■ **WHAT YOU NEED TO DO**: Take every line containing "adstest" out of the records.

───── EXERCISE INPUT ─────

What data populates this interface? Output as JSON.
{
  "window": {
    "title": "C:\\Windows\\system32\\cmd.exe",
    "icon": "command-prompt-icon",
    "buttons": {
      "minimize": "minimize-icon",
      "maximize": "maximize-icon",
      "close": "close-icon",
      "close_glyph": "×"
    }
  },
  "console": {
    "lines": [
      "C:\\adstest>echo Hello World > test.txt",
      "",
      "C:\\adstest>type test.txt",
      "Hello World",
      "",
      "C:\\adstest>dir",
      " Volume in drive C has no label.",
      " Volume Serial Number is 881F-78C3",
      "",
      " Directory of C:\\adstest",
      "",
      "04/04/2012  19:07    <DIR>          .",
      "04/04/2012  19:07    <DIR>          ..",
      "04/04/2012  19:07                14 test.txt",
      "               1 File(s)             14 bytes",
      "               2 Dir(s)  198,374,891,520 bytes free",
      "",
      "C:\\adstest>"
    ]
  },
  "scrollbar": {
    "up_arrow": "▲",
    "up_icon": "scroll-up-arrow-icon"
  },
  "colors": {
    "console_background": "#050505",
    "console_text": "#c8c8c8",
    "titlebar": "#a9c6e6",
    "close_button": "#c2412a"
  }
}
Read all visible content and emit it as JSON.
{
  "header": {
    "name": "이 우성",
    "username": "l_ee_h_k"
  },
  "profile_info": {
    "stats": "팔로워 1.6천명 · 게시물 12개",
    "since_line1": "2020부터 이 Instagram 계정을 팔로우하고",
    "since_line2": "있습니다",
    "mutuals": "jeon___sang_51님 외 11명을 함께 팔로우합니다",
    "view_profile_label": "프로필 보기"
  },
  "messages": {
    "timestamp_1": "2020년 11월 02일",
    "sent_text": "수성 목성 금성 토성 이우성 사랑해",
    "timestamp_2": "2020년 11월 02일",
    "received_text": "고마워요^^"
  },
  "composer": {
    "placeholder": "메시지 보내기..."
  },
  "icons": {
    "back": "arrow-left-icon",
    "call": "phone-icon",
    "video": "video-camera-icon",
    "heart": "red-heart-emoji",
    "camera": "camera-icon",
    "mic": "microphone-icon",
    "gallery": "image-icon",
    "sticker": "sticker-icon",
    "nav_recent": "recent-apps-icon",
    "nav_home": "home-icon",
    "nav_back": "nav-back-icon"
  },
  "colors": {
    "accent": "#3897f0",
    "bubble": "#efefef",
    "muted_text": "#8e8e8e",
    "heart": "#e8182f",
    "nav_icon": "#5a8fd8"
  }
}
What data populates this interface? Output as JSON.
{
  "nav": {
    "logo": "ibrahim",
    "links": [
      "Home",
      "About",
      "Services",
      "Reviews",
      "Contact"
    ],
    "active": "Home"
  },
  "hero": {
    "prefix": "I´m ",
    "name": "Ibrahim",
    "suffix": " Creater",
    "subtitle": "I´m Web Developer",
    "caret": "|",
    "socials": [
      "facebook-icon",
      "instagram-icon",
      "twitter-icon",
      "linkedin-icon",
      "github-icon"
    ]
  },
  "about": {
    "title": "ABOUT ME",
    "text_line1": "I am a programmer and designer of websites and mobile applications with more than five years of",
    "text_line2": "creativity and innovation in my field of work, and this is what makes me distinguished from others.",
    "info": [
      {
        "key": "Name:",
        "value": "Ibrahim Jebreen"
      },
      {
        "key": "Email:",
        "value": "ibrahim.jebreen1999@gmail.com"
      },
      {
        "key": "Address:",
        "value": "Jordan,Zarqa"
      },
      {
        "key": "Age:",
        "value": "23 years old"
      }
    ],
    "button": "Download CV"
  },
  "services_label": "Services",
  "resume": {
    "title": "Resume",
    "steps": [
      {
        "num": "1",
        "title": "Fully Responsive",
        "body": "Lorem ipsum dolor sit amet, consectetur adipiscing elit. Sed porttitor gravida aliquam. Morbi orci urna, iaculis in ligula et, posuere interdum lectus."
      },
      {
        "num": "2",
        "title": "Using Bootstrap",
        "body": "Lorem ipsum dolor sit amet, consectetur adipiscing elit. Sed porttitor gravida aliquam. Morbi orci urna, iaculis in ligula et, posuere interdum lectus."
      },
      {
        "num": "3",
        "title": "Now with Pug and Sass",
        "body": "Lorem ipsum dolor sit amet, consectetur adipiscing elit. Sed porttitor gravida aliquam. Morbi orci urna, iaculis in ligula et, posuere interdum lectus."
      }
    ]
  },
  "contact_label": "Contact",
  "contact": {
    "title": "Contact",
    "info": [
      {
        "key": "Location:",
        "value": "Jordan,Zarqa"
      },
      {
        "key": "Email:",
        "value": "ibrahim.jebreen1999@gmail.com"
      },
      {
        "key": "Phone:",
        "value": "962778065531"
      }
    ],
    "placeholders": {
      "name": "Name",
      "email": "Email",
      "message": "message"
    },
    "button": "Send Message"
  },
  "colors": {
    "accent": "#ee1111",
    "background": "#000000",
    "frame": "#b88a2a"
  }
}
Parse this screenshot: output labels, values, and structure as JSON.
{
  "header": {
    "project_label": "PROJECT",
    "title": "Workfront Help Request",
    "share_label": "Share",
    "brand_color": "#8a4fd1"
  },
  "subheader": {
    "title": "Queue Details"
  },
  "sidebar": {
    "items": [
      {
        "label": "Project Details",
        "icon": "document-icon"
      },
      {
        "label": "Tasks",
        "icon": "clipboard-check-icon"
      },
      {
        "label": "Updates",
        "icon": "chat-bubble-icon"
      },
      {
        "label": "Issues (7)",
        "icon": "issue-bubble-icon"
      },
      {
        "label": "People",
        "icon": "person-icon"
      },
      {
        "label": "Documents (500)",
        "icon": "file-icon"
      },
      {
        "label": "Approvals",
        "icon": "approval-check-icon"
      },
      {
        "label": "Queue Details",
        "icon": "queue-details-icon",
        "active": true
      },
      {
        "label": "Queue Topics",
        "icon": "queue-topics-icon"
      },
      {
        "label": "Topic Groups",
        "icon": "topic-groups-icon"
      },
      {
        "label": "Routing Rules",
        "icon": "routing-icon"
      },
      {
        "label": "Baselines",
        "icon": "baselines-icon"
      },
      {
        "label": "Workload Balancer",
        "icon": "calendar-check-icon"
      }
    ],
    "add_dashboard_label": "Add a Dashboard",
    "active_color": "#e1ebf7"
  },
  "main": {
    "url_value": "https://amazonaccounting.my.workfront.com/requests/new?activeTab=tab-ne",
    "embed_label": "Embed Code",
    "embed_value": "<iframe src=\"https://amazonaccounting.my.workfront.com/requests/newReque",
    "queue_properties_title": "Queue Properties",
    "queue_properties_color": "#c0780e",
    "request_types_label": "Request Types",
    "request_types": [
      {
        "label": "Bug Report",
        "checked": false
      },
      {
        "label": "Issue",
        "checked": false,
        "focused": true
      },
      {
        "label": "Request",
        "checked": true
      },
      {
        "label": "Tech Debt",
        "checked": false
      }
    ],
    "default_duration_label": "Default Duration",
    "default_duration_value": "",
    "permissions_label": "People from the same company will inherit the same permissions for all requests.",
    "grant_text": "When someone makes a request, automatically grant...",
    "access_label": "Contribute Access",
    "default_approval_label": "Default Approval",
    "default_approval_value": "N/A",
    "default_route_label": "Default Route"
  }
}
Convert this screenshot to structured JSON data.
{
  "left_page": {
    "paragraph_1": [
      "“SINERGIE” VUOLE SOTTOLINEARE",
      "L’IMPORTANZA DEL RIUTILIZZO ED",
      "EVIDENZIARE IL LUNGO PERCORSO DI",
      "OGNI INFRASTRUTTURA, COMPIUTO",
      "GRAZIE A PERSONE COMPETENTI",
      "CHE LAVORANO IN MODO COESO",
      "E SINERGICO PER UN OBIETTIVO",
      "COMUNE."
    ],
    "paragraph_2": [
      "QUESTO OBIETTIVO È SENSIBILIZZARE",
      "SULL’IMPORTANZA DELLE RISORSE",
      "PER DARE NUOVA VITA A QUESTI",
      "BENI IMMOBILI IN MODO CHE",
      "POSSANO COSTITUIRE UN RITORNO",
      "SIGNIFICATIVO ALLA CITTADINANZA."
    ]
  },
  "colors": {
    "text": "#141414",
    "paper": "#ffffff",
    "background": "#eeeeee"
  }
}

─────

■ **RESPONSE AREA**:
      "C:\\adstest>echo Hello World > test.txt",
      "C:\\adstest>type test.txt",
      "C:\\adstest>dir",
      " Directory of C:\\adstest",
      "C:\\adstest>"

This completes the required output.